Following a steady routine, using a checklist, and tracking your progress are key elements of a successful rental inspection. But you can make each property checkup even more efficient by applying the following tips:
Ask your tenant to help with inspections
Does your rental inspection checklist feel like it’s a mile long? If so, the good news is that you don’t need to inspect every nook and cranny yourself. You can lessen your workload by asking your tenant to complete simple, everyday tasks.
For instance, ask them to inspect the furnace periodically and change the filter when necessary. You can even deliver a spare box of filters to the property to make the task a breeze for them.
Of course, if you want to go down this road, don’t simply hand over a bunch of chores to your tenant and trust that everything will be fine. As the saying goes, “trust but verify.” Check up on them during your routine inspections to ensure they’re doing the work they agreed to do (taking before and after photos can help). If things go well, delegate further inspection duties to them over time.

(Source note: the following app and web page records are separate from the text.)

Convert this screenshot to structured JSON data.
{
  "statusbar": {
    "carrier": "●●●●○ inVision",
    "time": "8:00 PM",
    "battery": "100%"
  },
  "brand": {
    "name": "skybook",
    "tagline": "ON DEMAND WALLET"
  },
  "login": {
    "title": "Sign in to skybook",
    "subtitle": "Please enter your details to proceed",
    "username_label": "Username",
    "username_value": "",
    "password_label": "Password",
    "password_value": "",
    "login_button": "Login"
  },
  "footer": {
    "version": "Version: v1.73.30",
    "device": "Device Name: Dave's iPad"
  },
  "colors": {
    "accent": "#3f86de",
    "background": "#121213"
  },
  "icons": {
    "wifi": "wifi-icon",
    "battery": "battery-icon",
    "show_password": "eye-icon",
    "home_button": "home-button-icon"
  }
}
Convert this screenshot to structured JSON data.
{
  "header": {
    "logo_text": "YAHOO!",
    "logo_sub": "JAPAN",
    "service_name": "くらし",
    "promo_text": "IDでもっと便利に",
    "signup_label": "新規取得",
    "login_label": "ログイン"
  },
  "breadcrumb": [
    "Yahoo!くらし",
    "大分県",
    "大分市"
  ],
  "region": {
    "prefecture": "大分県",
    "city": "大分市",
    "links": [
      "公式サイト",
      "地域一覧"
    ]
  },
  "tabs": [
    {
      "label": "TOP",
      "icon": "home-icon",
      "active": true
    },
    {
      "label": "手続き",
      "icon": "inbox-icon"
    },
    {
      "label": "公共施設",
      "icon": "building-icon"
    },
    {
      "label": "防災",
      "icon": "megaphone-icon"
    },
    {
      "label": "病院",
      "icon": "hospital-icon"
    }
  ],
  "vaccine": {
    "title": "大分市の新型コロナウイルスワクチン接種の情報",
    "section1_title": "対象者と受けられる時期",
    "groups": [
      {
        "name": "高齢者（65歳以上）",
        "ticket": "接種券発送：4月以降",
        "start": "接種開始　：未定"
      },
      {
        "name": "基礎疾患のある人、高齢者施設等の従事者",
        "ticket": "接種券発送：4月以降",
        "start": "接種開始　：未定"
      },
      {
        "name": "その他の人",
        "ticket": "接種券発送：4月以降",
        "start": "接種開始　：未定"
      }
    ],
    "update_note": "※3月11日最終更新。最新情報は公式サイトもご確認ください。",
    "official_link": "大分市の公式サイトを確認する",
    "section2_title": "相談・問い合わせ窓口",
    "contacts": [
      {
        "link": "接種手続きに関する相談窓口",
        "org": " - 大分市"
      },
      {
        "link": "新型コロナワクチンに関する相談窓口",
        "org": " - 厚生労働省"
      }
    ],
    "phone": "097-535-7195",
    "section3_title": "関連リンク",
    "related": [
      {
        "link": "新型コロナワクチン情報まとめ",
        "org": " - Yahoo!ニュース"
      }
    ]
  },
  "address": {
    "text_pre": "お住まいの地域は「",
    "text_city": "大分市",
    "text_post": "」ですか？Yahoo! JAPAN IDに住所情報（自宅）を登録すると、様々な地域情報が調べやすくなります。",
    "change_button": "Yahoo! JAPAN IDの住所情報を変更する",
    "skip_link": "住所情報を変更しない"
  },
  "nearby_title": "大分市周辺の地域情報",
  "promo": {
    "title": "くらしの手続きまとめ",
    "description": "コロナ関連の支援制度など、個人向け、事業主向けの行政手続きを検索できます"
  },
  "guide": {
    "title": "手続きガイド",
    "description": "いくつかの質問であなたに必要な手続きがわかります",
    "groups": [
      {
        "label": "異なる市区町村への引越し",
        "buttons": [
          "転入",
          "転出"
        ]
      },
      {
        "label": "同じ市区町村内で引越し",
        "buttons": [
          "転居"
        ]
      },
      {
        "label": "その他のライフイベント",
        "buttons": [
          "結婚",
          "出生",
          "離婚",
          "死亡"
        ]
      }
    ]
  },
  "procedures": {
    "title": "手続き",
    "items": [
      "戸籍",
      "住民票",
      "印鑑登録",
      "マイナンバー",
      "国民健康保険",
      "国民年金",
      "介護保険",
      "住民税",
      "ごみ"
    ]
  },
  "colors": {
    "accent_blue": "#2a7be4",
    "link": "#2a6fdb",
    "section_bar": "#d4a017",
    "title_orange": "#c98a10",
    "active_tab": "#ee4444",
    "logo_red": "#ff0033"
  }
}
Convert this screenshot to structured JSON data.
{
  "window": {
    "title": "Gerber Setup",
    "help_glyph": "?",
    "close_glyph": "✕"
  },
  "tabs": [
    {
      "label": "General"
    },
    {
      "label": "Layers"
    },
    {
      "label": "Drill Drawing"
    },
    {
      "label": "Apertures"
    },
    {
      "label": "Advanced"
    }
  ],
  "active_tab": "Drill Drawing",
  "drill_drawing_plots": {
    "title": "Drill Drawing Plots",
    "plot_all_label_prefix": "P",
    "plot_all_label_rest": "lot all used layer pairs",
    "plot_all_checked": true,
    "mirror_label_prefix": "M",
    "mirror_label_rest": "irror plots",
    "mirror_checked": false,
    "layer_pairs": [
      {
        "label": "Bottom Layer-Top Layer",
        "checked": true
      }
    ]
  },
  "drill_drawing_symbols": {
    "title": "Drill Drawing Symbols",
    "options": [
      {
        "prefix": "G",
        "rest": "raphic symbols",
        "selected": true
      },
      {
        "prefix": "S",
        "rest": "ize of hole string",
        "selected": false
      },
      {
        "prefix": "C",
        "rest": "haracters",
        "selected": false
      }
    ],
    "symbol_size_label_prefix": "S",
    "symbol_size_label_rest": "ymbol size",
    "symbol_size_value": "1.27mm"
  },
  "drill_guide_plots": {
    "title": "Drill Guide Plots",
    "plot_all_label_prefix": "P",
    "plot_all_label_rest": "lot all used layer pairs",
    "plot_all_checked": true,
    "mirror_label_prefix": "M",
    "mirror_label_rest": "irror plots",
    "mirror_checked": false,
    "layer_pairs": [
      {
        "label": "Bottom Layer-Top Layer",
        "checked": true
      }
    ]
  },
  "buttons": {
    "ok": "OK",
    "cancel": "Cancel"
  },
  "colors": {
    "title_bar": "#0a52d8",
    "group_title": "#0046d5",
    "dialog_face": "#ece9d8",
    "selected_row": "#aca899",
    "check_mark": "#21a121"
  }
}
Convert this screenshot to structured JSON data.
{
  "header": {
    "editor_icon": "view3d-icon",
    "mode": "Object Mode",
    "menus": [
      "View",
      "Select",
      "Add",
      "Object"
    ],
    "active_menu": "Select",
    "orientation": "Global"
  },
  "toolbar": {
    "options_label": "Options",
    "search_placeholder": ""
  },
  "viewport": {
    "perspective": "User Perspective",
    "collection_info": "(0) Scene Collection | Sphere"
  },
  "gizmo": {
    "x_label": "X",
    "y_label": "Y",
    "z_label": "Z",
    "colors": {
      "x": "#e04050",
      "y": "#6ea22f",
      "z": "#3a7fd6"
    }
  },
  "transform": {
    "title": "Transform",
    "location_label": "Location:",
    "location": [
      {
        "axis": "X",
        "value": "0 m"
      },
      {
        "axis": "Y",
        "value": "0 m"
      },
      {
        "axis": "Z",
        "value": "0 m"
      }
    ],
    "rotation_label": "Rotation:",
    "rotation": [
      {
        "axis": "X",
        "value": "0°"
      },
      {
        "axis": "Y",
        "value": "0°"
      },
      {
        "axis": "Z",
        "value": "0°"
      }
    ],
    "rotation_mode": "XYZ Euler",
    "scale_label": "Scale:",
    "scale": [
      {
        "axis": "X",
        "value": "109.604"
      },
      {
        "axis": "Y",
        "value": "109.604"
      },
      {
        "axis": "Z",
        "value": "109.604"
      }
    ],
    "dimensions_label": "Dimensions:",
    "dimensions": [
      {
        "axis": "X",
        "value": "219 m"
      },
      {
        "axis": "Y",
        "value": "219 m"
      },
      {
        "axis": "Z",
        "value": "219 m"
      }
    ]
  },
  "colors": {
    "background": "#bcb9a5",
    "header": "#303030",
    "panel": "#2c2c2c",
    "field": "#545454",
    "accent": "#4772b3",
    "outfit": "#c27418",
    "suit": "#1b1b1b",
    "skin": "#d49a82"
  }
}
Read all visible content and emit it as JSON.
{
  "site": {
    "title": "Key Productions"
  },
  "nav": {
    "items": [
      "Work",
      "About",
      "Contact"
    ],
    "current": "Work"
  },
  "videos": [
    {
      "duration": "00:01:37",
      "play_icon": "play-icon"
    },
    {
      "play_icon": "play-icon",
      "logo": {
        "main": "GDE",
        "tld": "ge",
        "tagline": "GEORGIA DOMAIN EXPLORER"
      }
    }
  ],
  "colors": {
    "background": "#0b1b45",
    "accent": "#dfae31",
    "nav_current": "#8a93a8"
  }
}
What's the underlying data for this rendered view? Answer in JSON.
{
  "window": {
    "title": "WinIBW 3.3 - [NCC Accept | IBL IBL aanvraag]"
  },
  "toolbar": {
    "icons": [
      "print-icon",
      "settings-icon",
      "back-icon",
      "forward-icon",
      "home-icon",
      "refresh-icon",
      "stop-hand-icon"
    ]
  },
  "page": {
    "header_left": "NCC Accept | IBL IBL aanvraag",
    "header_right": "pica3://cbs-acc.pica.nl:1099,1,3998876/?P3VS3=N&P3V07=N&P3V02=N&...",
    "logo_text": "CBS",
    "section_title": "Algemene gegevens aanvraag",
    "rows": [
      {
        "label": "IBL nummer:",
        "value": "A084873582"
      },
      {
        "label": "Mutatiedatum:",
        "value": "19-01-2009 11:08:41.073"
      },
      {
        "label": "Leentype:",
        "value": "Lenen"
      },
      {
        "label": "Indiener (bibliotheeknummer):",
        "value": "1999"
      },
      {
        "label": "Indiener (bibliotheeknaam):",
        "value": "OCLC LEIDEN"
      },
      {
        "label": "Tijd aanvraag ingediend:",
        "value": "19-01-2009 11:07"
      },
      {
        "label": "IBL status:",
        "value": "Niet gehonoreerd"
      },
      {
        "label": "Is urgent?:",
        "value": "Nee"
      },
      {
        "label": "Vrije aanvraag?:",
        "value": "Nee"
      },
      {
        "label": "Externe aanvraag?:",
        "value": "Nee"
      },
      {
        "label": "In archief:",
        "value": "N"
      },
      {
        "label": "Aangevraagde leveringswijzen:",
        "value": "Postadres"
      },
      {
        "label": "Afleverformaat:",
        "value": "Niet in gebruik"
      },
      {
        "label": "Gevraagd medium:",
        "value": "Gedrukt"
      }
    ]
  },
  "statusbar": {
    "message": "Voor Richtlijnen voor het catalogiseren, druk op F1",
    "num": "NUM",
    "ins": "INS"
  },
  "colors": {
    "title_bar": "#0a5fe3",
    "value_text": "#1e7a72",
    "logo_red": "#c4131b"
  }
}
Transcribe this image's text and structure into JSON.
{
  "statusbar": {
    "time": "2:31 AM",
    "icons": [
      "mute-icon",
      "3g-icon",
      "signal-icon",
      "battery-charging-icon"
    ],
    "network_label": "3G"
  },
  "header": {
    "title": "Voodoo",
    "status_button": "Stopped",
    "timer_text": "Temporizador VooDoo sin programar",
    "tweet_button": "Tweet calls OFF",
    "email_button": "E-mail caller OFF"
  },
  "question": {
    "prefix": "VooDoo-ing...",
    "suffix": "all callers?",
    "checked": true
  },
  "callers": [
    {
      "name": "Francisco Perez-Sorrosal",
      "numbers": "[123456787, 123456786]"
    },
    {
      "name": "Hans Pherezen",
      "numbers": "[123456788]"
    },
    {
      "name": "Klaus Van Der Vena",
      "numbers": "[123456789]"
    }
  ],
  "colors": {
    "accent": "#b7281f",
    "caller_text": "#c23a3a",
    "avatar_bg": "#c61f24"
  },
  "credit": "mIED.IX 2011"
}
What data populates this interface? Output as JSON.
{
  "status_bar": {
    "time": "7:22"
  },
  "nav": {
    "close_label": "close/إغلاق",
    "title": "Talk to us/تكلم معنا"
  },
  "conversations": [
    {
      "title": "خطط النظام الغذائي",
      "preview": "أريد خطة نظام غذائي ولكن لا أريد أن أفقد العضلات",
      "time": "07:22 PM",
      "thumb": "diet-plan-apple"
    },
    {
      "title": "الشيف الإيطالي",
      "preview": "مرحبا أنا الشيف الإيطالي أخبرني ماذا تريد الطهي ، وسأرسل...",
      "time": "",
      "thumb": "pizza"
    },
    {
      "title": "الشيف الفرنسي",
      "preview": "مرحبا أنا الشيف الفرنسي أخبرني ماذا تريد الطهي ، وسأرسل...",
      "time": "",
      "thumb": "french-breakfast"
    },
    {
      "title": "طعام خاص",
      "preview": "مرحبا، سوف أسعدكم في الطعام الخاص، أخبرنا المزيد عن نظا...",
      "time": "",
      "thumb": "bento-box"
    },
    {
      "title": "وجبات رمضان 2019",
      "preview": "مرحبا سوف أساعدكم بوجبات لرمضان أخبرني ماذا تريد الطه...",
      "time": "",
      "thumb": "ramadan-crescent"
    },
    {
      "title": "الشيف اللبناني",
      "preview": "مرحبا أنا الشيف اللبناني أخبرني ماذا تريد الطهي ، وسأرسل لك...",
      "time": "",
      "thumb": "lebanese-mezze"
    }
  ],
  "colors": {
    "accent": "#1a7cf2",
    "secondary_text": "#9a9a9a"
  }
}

Document your inspections using a variety of formats
Don’t rely solely on pen and paper to document your inspections. While physical records work fine overall, they can easily get lost or damaged. Digital records are better; you can store them safely on the cloud or an external hard drive and make multiple copies with the click of a mouse.
Photos and videos are an excellent way to document the state of your rental over time. They’re also a more compelling way to collect and present evidence, particularly if you become involved in a legal spat over property damage. For example, if your furnace breaks down, you can provide the manufacturer with photos showing that you’ve done your part to keep it running within the warranty’s standards, such as routinely replacing the filter.
Communicate effectively with your tenants
I strongly encourage you to invite your tenant to accompany you during routine inspections. That way, they’ll understand the process better and learn some helpful maintenance tips. By looking for areas to fix or improve together, your tenant won’t view an inspection as invasive but as a collaborative effort to keep the property in good order.
A rental inspection also lets you check in on your renters to see if they’re happy with the condition of the property. Since you’re not the one living there, you may accidentally overlook something critical. Ask them if any issues need attention, such as a malfunctioning appliance or a clogged pipe.
If you show your tenants that you’re approachable, cooperative, and always ready to resolve problems in a timely manner, you’ll make them feel comfortable reporting issues that affect the property. They may also actively work with you to fix them.
Our final thoughts
Conducting inspections is one of the most important things you can do as a landlord to keep your investment in top shape. It’s the best way to remedy issues that require critical repairs and ensure your tenant is covering their maintenance duties.
When it comes to inspections, proper planning and execution are key. Visit the property regularly and stay organized by bringing a checklist of what to examine. Meticulously document your findings and take photos and video evidence where necessary. Have your tenant accompany you during the inspection and allow them to ask questions and voice their concerns.
Mac's Pro Tip
Once you know how to inspect your rental inside out, the next step is to address any problems you’ve discovered. For valuable tips, check out this guide on handling maintenance issues in your rental.